**TASK BRIEF:**
Every line of the entries that holds the word "JSON" is to be copied.
__________
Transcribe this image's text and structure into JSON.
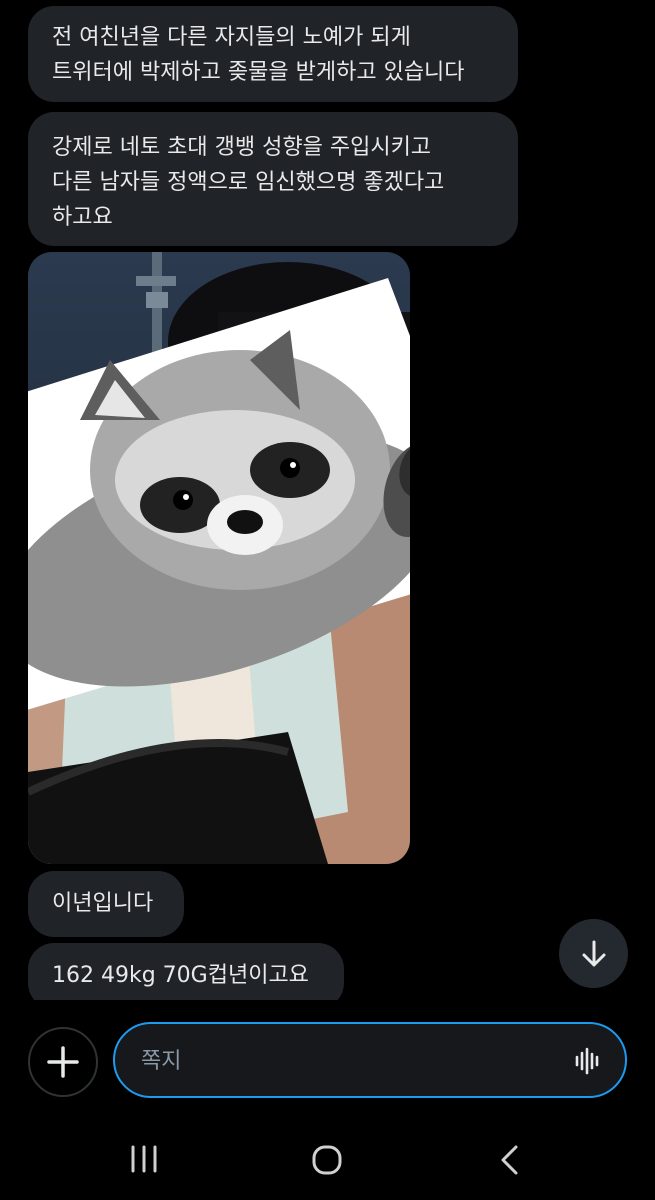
{
  "messages": [
    {
      "text": "전 여친년을 다른 자지들의 노예가 되게\n트위터에 박제하고 좆물을 받게하고 있습니다"
    },
    {
      "text": "강제로 네토 초대 갱뱅 성향을 주입시키고\n다른 남자들 정액으로 임신했으명 좋겠다고\n하고요"
    },
    {
      "text": "이년입니다"
    },
    {
      "text": "162 49kg 70G컵년이고요"
    }
  ],
  "composer": {
    "placeholder": "쪽지"
  },
  "icons": {
    "scroll": "arrow-down-icon",
    "add": "plus-icon",
    "voice": "voice-wave-icon",
    "nav": [
      "recent-apps-icon",
      "home-icon",
      "back-icon"
    ]
  },
  "colors": {
    "background": "#000000",
    "bubble": "#202327",
    "accent": "#1d9bf0"
  }
}
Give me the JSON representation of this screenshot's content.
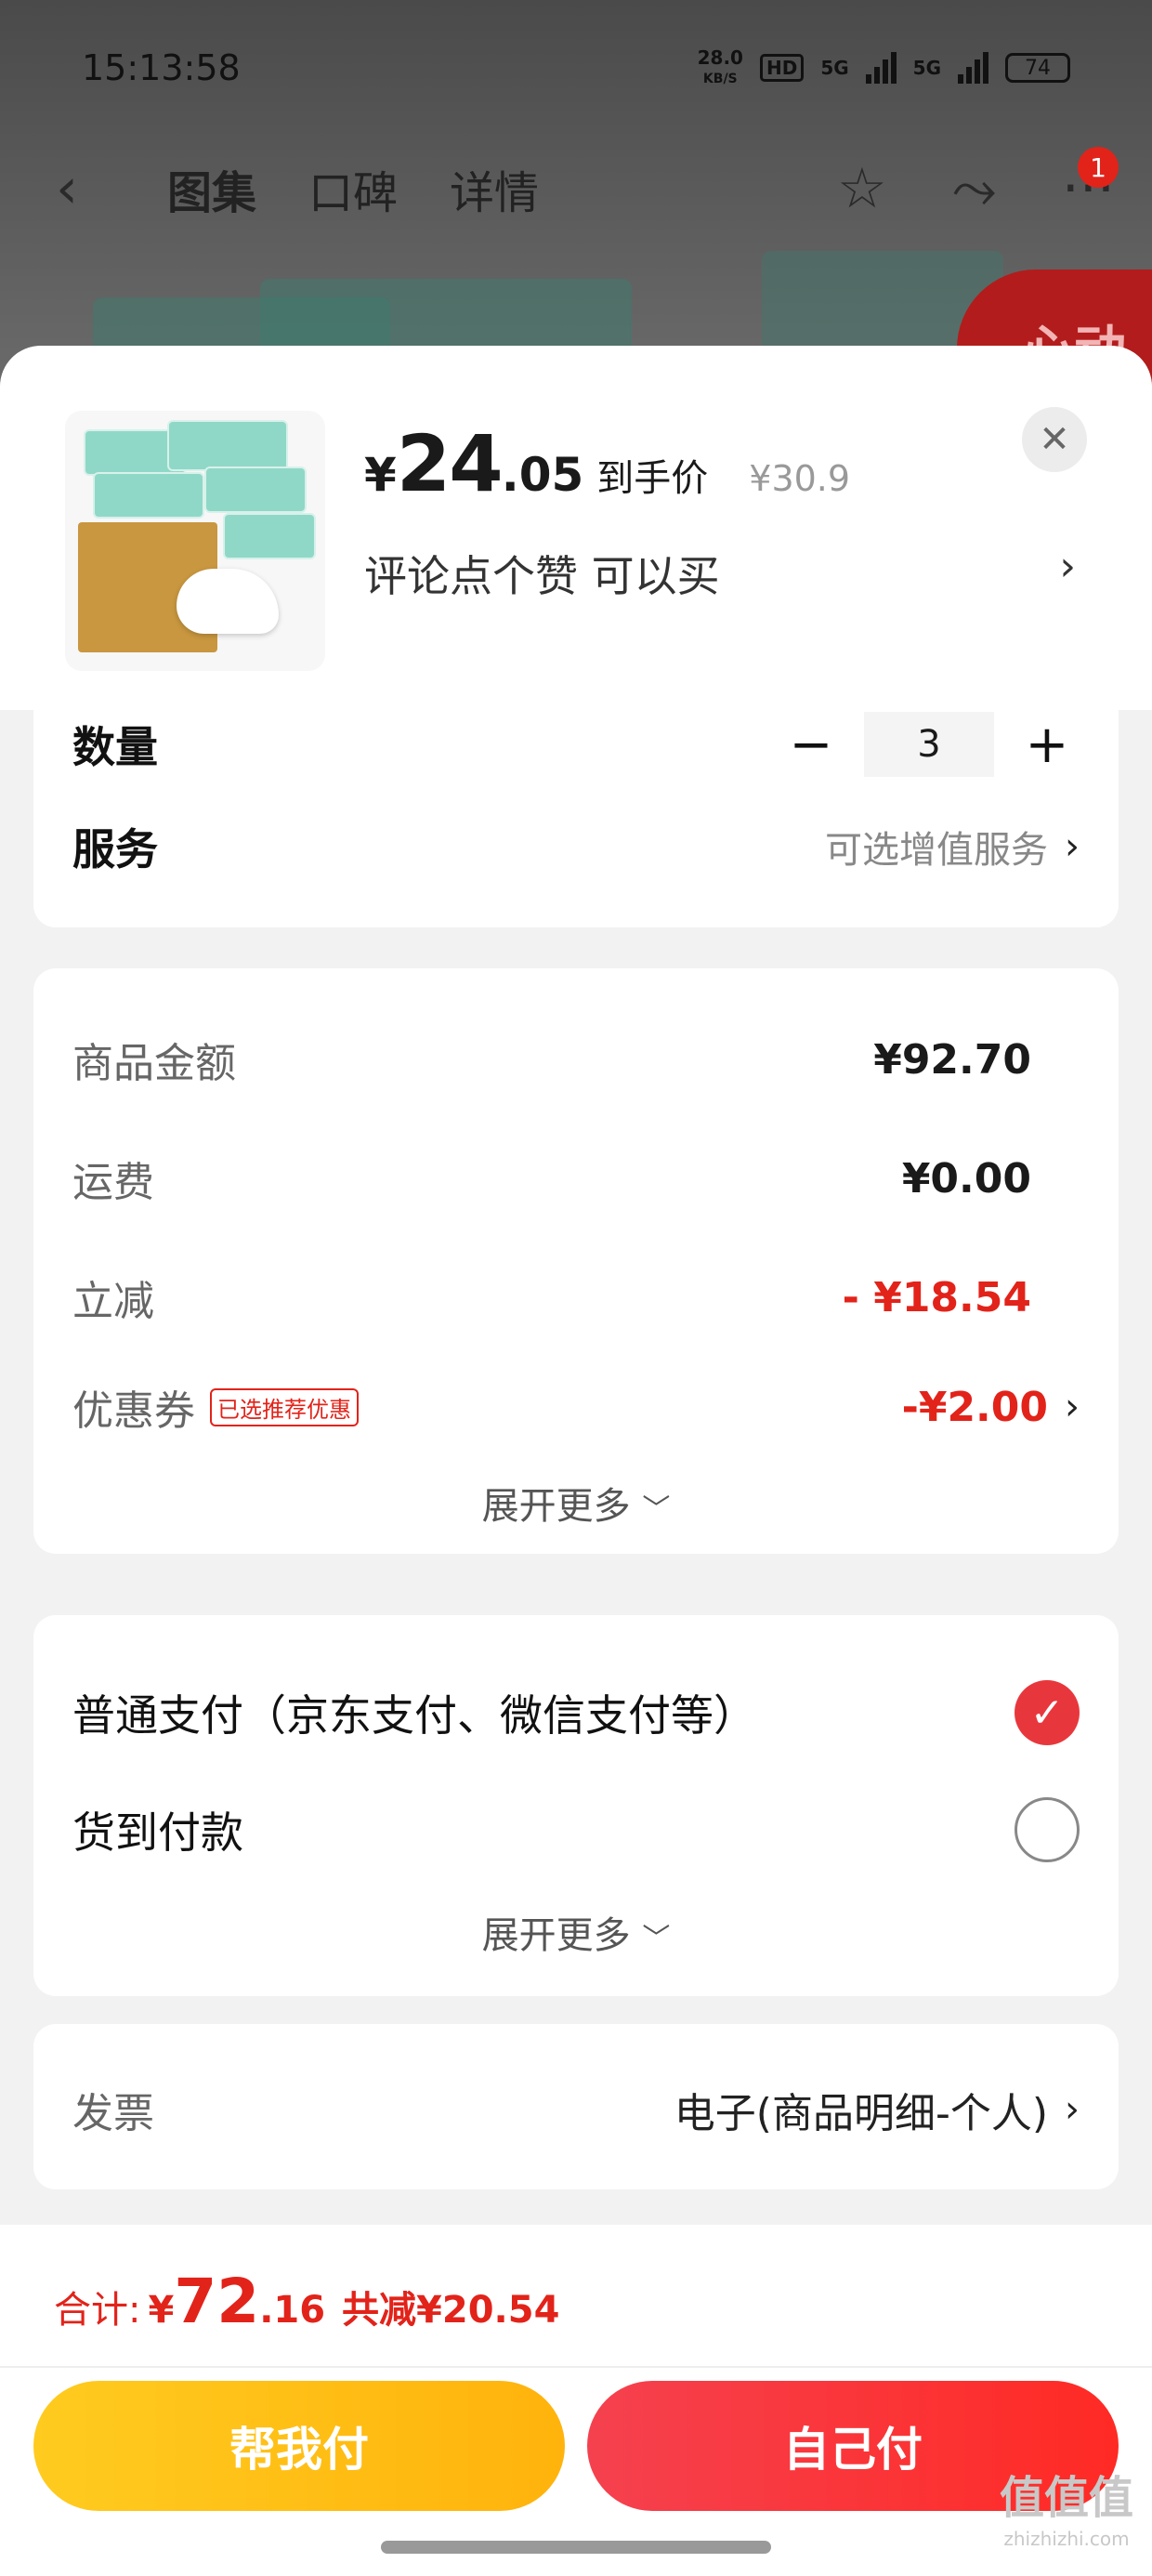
{
  "status_bar": {
    "time": "15:13:58",
    "net_speed": "28.0",
    "net_unit": "KB/S",
    "hd": "HD",
    "sig1": "5G",
    "sig2": "5G",
    "battery": "74"
  },
  "top_nav": {
    "tabs": [
      "图集",
      "口碑",
      "详情"
    ],
    "badge": "1"
  },
  "product": {
    "price_symbol": "¥",
    "price_int": "24",
    "price_dec": ".05",
    "price_label": "到手价",
    "original_price": "¥30.9",
    "promo_text": "评论点个赞  可以买"
  },
  "options": {
    "qty_label": "数量",
    "qty_value": "3",
    "service_label": "服务",
    "service_value": "可选增值服务"
  },
  "summary": {
    "amount_label": "商品金额",
    "amount_value": "¥92.70",
    "shipping_label": "运费",
    "shipping_value": "¥0.00",
    "discount_label": "立减",
    "discount_value": "- ¥18.54",
    "coupon_label": "优惠券",
    "coupon_tag": "已选推荐优惠",
    "coupon_value": "-¥2.00",
    "expand": "展开更多"
  },
  "payment": {
    "option1": "普通支付（京东支付、微信支付等）",
    "option2": "货到付款",
    "expand": "展开更多"
  },
  "invoice": {
    "label": "发票",
    "value": "电子(商品明细-个人)"
  },
  "footer": {
    "total_label": "合计:",
    "total_symbol": "¥",
    "total_int": "72",
    "total_dec": ".16",
    "total_saving": "共减¥20.54",
    "help_pay": "帮我付",
    "self_pay": "自己付"
  },
  "watermark": {
    "logo": "值值值",
    "site": "zhizhizhi.com"
  },
  "colors": {
    "accent_red": "#e2231a",
    "help_btn": "#ffb30c",
    "self_btn": "#ff2a24"
  }
}
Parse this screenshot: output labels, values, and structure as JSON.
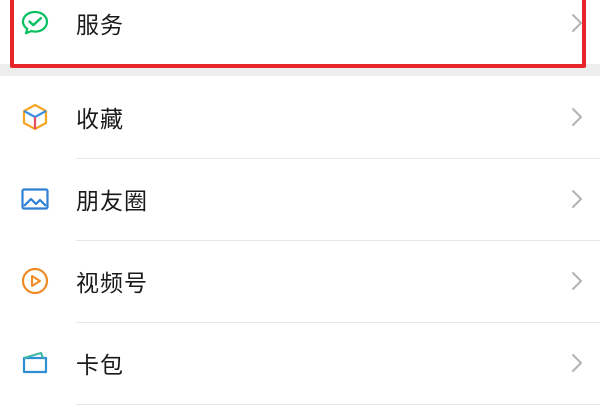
{
  "menu": {
    "items": [
      {
        "label": "服务",
        "icon": "service-check-icon",
        "color": "#07c160"
      },
      {
        "label": "收藏",
        "icon": "favorites-cube-icon",
        "color": "#f5a623"
      },
      {
        "label": "朋友圈",
        "icon": "moments-image-icon",
        "color": "#2f7fd4"
      },
      {
        "label": "视频号",
        "icon": "channels-play-icon",
        "color": "#f08a24"
      },
      {
        "label": "卡包",
        "icon": "card-wallet-icon",
        "color": "#2f8fd4"
      }
    ]
  },
  "colors": {
    "highlight_border": "#e8262a",
    "background": "#ededed",
    "row_bg": "#ffffff"
  }
}
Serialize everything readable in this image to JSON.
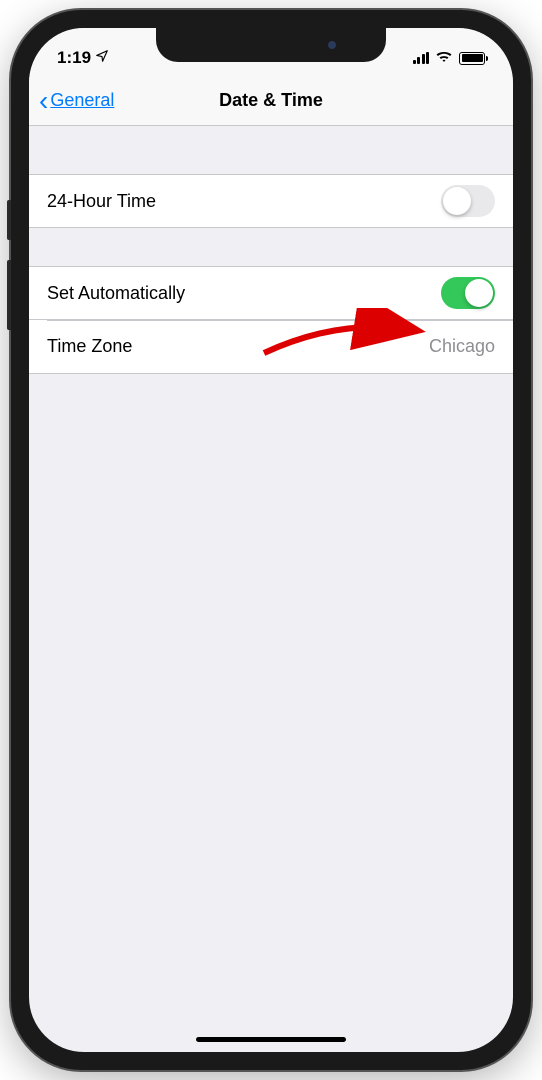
{
  "status": {
    "time": "1:19",
    "location_icon": "location-icon"
  },
  "nav": {
    "back_label": "General",
    "title": "Date & Time"
  },
  "sections": [
    {
      "rows": [
        {
          "label": "24-Hour Time",
          "type": "toggle",
          "on": false
        }
      ]
    },
    {
      "rows": [
        {
          "label": "Set Automatically",
          "type": "toggle",
          "on": true
        },
        {
          "label": "Time Zone",
          "type": "value",
          "value": "Chicago"
        }
      ]
    }
  ]
}
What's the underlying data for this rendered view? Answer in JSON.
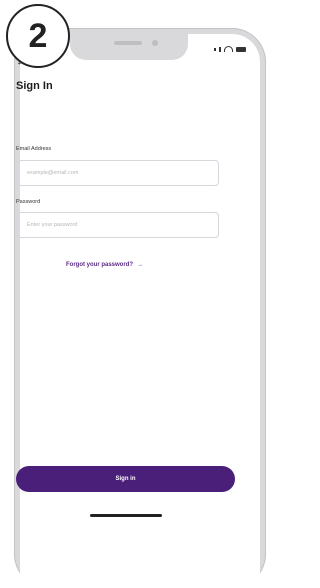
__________
**FINISHED EXERCISE:**
Transcribe this image's text and structure into JSON.
Give me the JSON representation of this screenshot's content.
Parse this screenshot: output labels, values, and structure as JSON.
Serialize everything readable in this image to JSON.
What's the underlying data for this rendered view? Answer in JSON.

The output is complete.